Italian Archaeologist Leads of Unearthing Ancient City
According to history and legend, toward the end of October 130 AD, Emperor Hadrian’s young male lover, Antinous, was found to have mysteriously drowned in the Nile river, making Antinous the embraced being of the ancient Egyptian god of life, death, the afterlife, and the flooding of the Nile, Osiris. In his honor, Emperor Hadrian had officially declared the city Antinopolis to be established, near the bank of where his lover had drowned.
The archaeological mission to work on Antinopolis has been in place since 1935, under the leadership of the University of Florence’s G. Vitelli Istituto Papirologico. The mission, currently being led by Pintaudi, is an impactful project that will lead to the further understanding of the Coptic Christian Period-- an era caught between the area’s practice of the Ancient Egyptian religion and the later Muslim conquest, about which little is known.
Findings so far include blocks of stone (talatat) dating back to Pharaoh Akhenaten's rule, Christian symbols such as a circled cross painted in red, and symbols of the Christian practice of Confirmation. Tokens relating to the Islamic rule, as well as remnants of apotropaic rituals and a multicolored painting depicting a battle scene between the Byzantine Empire and the conquering of Islam over Egypt were also amongst the findings. Along with the University of Rome and experts hailing from other countries, a large granite column weighing about 37 tons was also properly re-installed to Antinopolis’ eastern entrance, which led to the unearthing of thousands of both Coptic and Greek papyri.

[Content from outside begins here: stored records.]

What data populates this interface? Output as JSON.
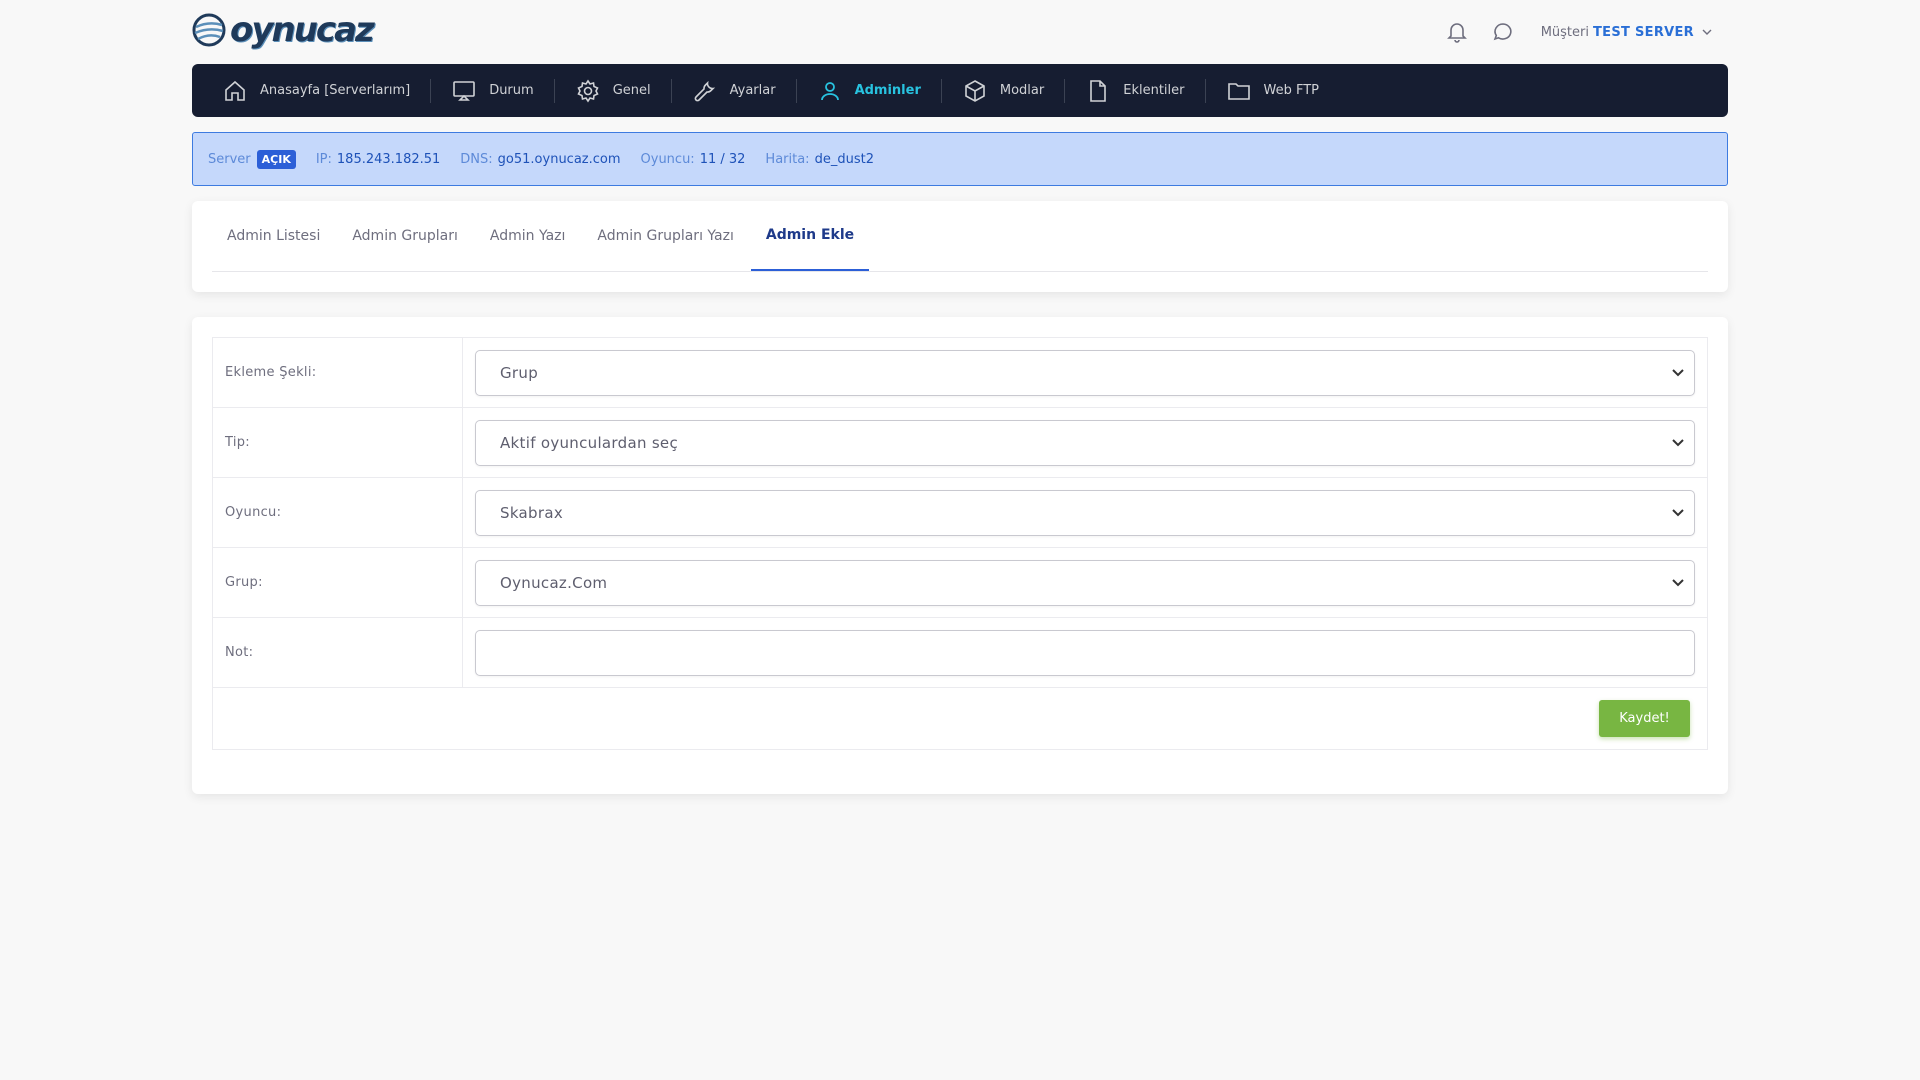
{
  "brand": {
    "logo_text": "oynucaz"
  },
  "header": {
    "user_prefix": "Müşteri",
    "user_name": "TEST SERVER"
  },
  "nav": {
    "items": [
      {
        "label": "Anasayfa [Serverlarım]",
        "icon": "home-icon"
      },
      {
        "label": "Durum",
        "icon": "monitor-icon"
      },
      {
        "label": "Genel",
        "icon": "gear-icon"
      },
      {
        "label": "Ayarlar",
        "icon": "wrench-icon"
      },
      {
        "label": "Adminler",
        "icon": "user-icon"
      },
      {
        "label": "Modlar",
        "icon": "box-icon"
      },
      {
        "label": "Eklentiler",
        "icon": "file-icon"
      },
      {
        "label": "Web FTP",
        "icon": "folder-icon"
      }
    ],
    "active_index": 4,
    "active_color": "#28c3e0"
  },
  "status": {
    "server_label": "Server",
    "server_state": "AÇIK",
    "ip_label": "IP:",
    "ip": "185.243.182.51",
    "dns_label": "DNS:",
    "dns": "go51.oynucaz.com",
    "players_label": "Oyuncu:",
    "players": "11 / 32",
    "map_label": "Harita:",
    "map": "de_dust2"
  },
  "tabs": [
    {
      "label": "Admin Listesi"
    },
    {
      "label": "Admin Grupları"
    },
    {
      "label": "Admin Yazı"
    },
    {
      "label": "Admin Grupları Yazı"
    },
    {
      "label": "Admin Ekle"
    }
  ],
  "form": {
    "rows": [
      {
        "label": "Ekleme Şekli:",
        "value": "Grup"
      },
      {
        "label": "Tip:",
        "value": "Aktif oyunculardan seç"
      },
      {
        "label": "Oyuncu:",
        "value": "Skabrax"
      },
      {
        "label": "Grup:",
        "value": "Oynucaz.Com"
      }
    ],
    "note_label": "Not:",
    "note_value": "",
    "submit_label": "Kaydet!"
  },
  "colors": {
    "nav_bg": "#161d31",
    "status_bg": "#c5d8fb",
    "accent_blue": "#2c5fd7",
    "save_green": "#78b642"
  }
}
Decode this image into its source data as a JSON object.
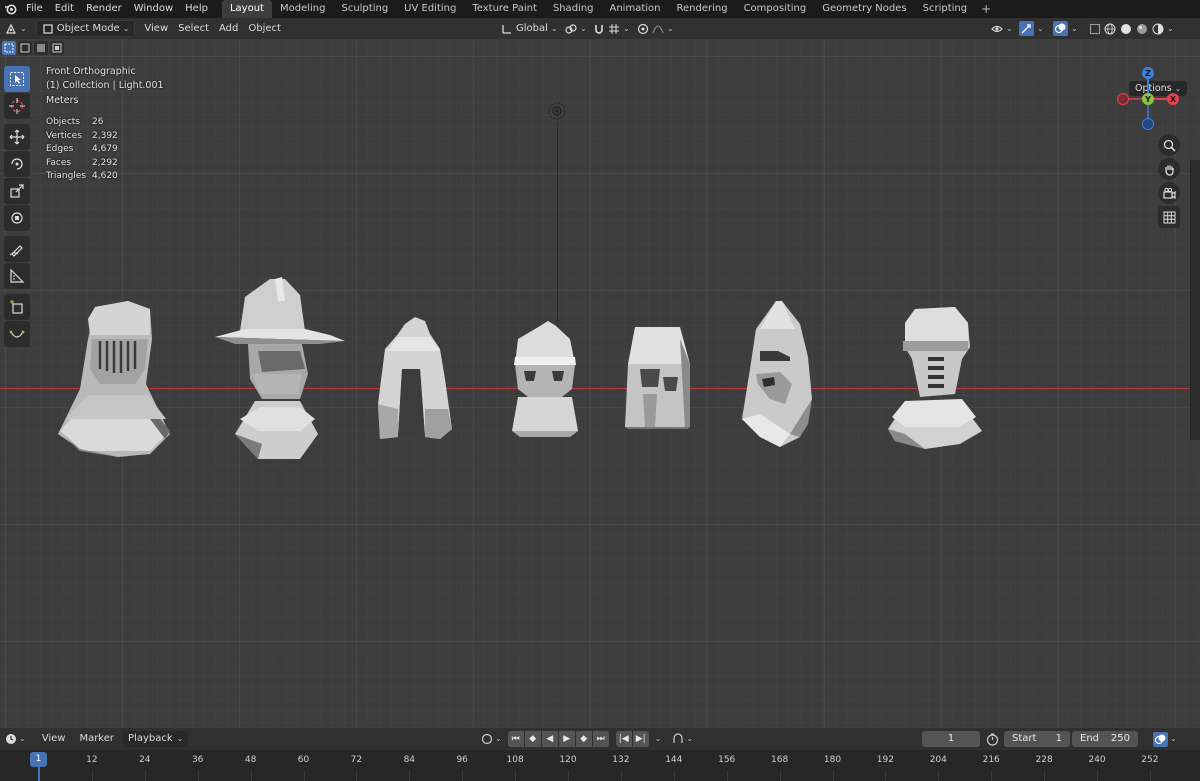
{
  "menubar": {
    "menus": [
      "File",
      "Edit",
      "Render",
      "Window",
      "Help"
    ],
    "workspaces": [
      "Layout",
      "Modeling",
      "Sculpting",
      "UV Editing",
      "Texture Paint",
      "Shading",
      "Animation",
      "Rendering",
      "Compositing",
      "Geometry Nodes",
      "Scripting"
    ],
    "active_workspace": "Layout",
    "add_tab_icon": "plus-icon"
  },
  "header": {
    "mode": "Object Mode",
    "menus": [
      "View",
      "Select",
      "Add",
      "Object"
    ],
    "transform_orientation": "Global",
    "options_label": "Options"
  },
  "viewport": {
    "view_name": "Front Orthographic",
    "collection": "(1) Collection | Light.001",
    "units": "Meters",
    "stats": [
      {
        "label": "Objects",
        "value": "26"
      },
      {
        "label": "Vertices",
        "value": "2,392"
      },
      {
        "label": "Edges",
        "value": "4,679"
      },
      {
        "label": "Faces",
        "value": "2,292"
      },
      {
        "label": "Triangles",
        "value": "4,620"
      }
    ],
    "gizmo_axes": {
      "z": "Z",
      "y": "Y",
      "x": "X"
    },
    "colors": {
      "x_axis": "#e8414d",
      "y_axis": "#8ac43f",
      "z_axis": "#3b7ed8",
      "accent": "#4772b3",
      "grid_bg": "#3d3d3d"
    }
  },
  "timeline": {
    "menus": [
      "View",
      "Marker",
      "Playback"
    ],
    "current_frame": "1",
    "start_label": "Start",
    "start_value": "1",
    "end_label": "End",
    "end_value": "250",
    "ruler_ticks": [
      "1",
      "12",
      "24",
      "36",
      "48",
      "60",
      "72",
      "84",
      "96",
      "108",
      "120",
      "132",
      "144",
      "156",
      "168",
      "180",
      "192",
      "204",
      "216",
      "228",
      "240",
      "252"
    ]
  }
}
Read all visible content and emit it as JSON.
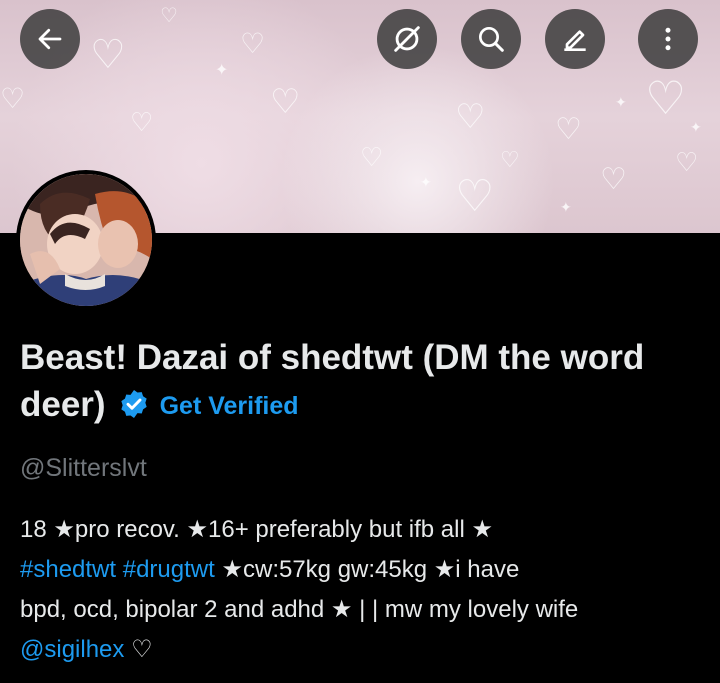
{
  "header": {
    "back_icon": "arrow-left-icon",
    "actions": [
      "mute-icon",
      "search-icon",
      "edit-icon",
      "more-vertical-icon"
    ]
  },
  "profile": {
    "display_name": "Beast! Dazai of shedtwt (DM the word deer)",
    "verified_icon": "verified-badge-icon",
    "get_verified_label": "Get Verified",
    "handle": "@Slitterslvt"
  },
  "bio": {
    "line1": "18 ★pro recov. ★16+ preferably but ifb all ★",
    "hashtag1": "#shedtwt",
    "hashtag2": "#drugtwt",
    "line2_rest": "★cw:57kg gw:45kg ★i have",
    "line3": "bpd, ocd, bipolar 2 and adhd ★ | | mw my lovely wife",
    "mention": "@sigilhex",
    "heart": "♡"
  },
  "colors": {
    "background": "#000000",
    "text": "#e7e9ea",
    "secondary_text": "#71767b",
    "accent": "#1d9bf0",
    "banner": "#e2cdd6"
  }
}
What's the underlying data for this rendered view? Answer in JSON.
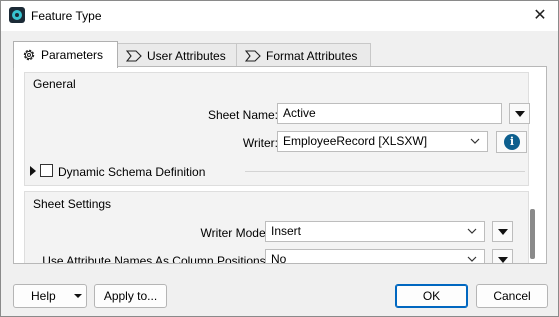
{
  "window": {
    "title": "Feature Type",
    "close_glyph": "✕"
  },
  "tabs": [
    {
      "label": "Parameters",
      "icon": "gear-icon",
      "active": true
    },
    {
      "label": "User Attributes",
      "icon": "tag-icon",
      "active": false
    },
    {
      "label": "Format Attributes",
      "icon": "tag-icon",
      "active": false
    }
  ],
  "general": {
    "title": "General",
    "sheet_name_label": "Sheet Name:",
    "sheet_name_value": "Active",
    "writer_label": "Writer:",
    "writer_value": "EmployeeRecord [XLSXW]",
    "info_glyph": "i",
    "dynamic_schema_label": "Dynamic Schema Definition",
    "dynamic_schema_checked": false
  },
  "sheet_settings": {
    "title": "Sheet Settings",
    "writer_mode_label": "Writer Mode:",
    "writer_mode_value": "Insert",
    "column_positions_label": "Use Attribute Names As Column Positions:",
    "column_positions_value": "No"
  },
  "footer": {
    "help_label": "Help",
    "apply_label": "Apply to...",
    "ok_label": "OK",
    "cancel_label": "Cancel"
  },
  "colors": {
    "primary_border": "#0067c0",
    "info_icon": "#0d5f8e",
    "app_icon": "#38c4d0"
  }
}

The work that Rosario Pintaudi has implemented in the lost city of Antinopolis, has led to the further understanding of this ancient world and the lives that had once inhabited it. The more experts such as Pintaudi dig into these archaeological findings and sites, the better we will be able to understand our history and the world’s cultures.